In two passages of the exhortation, in fact, the Holy Father mentions some saints as models of the Eucharistic existence.
These are the five blessed that were canonized at the end of the Synod of Bishops on October 23, 2005 -- these were his first canonizations -- because they "particularly distinguished for their Eucharistic piety": the Polish Bishop Jozef Bilczewski; the priests Fathers Gaetano Catanoso, Zygmunt Gorazdowski and Alberto Hurtado Cruchaga; and the Capuchin brother Fra Felice da Nicosia -- No. 4.
At the end of the exhortation, the Pope again mentions many saints, starting from the first centuries -- No. 94 -- who can be defined saints of the Eucharist.
Q: After having shown how, in the first two parts of the exhortation, each baptized person is called to "internalize" their Eucharistic life, through the deepening of faith, personal prayer, but also the proper celebration of the mystery of Trinitarian love in the liturgy, in the third part Benedict XVI uses strong and concrete words. Here the document indicates how to express the Christian Eucharistic existence in daily life, within a vast "cosmic" vision, calling to a "public witness to our faith" in values that "are not negotiable" -- No. 83, referring to places with limited freedom of worship -- No. 87, and in a particular way invites us to denounce "inhumane situations in which people starve to death because of injustice and exploitation" -- No. 90.
Archbishop Eterovic: This is correct, all this also comes from the Eucharist: The gifts as we offer them are the fruits of nature, which are a gift from the good Lord. Creation is a good thing, but we can continuously see how these gifts are damaged by abuse and exploitation.
Also, this will be the fruit of "Eucharistic existence," which will do everything possible to offer the following generations the possibility to bring the bread and wine in offering to the Lord's altar, so that through the grace of the Holy Spirit and the words of the priests, they may be changed into the body and blood of Christ.
Q: In this sense, Christian ecology is not a type of "ideological" ecology but a true "Eucharistic" ecology?
Archbishop Eterovic: Yes, as with all aspects of Christian life the Eucharist must represent the spirituality that lights the life of each man and each woman, in all spheres of their activities. As well as in the relation with creation and with ecology.
Q: Benedict XVI faces the theme of globalization … of solidarity.
Archbishop Eterovic: Yes, like the negative sides of globalization, especially deploring the fact that, alas, the rich are always less, while the poor are always more, and often they do not get their "daily bread," invoked every day in the Our Father.
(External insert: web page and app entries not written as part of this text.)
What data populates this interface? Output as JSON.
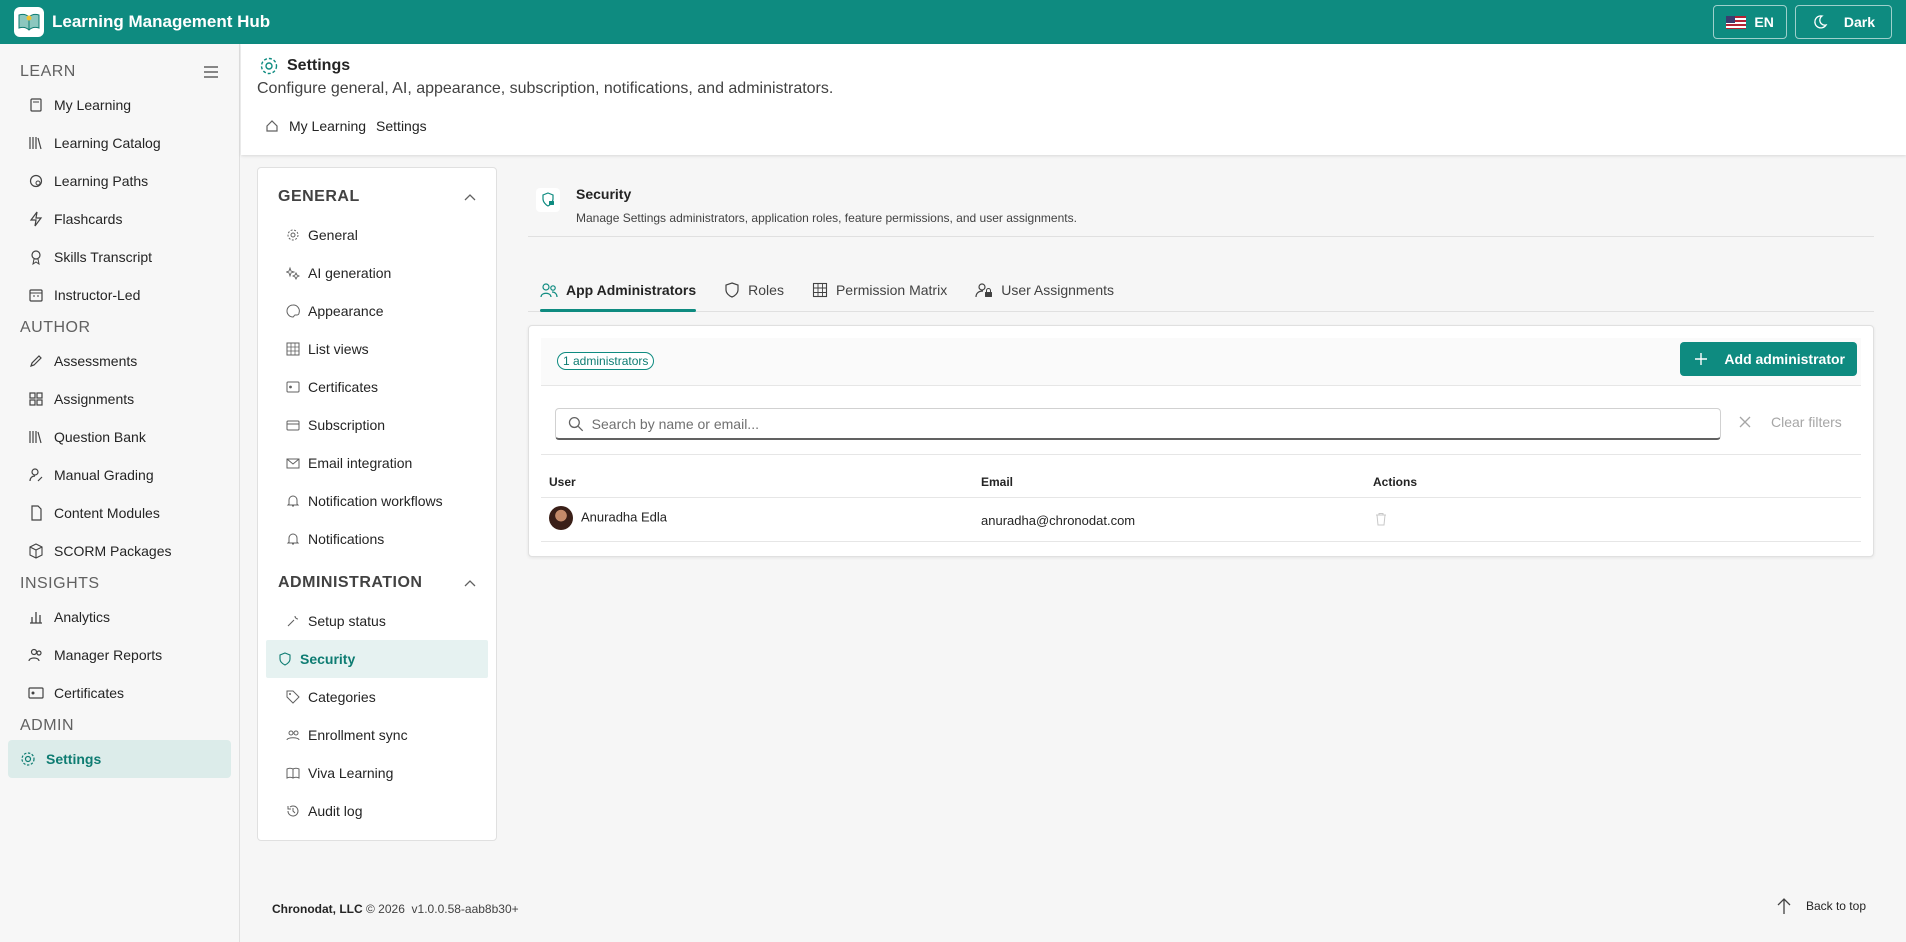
{
  "app": {
    "title": "Learning Management Hub",
    "lang": "EN",
    "theme": "Dark"
  },
  "sidebar": {
    "sections": [
      {
        "label": "LEARN",
        "items": [
          "My Learning",
          "Learning Catalog",
          "Learning Paths",
          "Flashcards",
          "Skills Transcript",
          "Instructor-Led"
        ]
      },
      {
        "label": "AUTHOR",
        "items": [
          "Assessments",
          "Assignments",
          "Question Bank",
          "Manual Grading",
          "Content Modules",
          "SCORM Packages"
        ]
      },
      {
        "label": "INSIGHTS",
        "items": [
          "Analytics",
          "Manager Reports",
          "Certificates"
        ]
      },
      {
        "label": "ADMIN",
        "items": [
          "Settings"
        ]
      }
    ]
  },
  "header": {
    "title": "Settings",
    "subtitle": "Configure general, AI, appearance, subscription, notifications, and administrators.",
    "breadcrumb": [
      "My Learning",
      "Settings"
    ]
  },
  "settings_nav": {
    "general": {
      "label": "GENERAL",
      "items": [
        "General",
        "AI generation",
        "Appearance",
        "List views",
        "Certificates",
        "Subscription",
        "Email integration",
        "Notification workflows",
        "Notifications"
      ]
    },
    "admin": {
      "label": "ADMINISTRATION",
      "items": [
        "Setup status",
        "Security",
        "Categories",
        "Enrollment sync",
        "Viva Learning",
        "Audit log"
      ]
    }
  },
  "section": {
    "title": "Security",
    "description": "Manage Settings administrators, application roles, feature permissions, and user assignments."
  },
  "tabs": [
    "App Administrators",
    "Roles",
    "Permission Matrix",
    "User Assignments"
  ],
  "admins": {
    "count_label": "1 administrators",
    "add_label": "Add administrator",
    "search_placeholder": "Search by name or email...",
    "clear_label": "Clear filters",
    "columns": [
      "User",
      "Email",
      "Actions"
    ],
    "rows": [
      {
        "user": "Anuradha Edla",
        "email": "anuradha@chronodat.com"
      }
    ]
  },
  "footer": {
    "company": "Chronodat, LLC",
    "copyright": "© 2026",
    "version": "v1.0.0.58-aab8b30+",
    "back_to_top": "Back to top"
  },
  "colors": {
    "accent": "#0e8b80",
    "accent_dark": "#0e7c72"
  }
}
This is a scandal -- No. 91. The Holy Father mentions as an example that less than half of the amount destined to arms would suffice to feed the poor in the world -- No. 90.
This constitutes a great responsibility for Christians. The Holy Father calls Christians, but also men of good will, to put an end to the scandal of hunger in the world.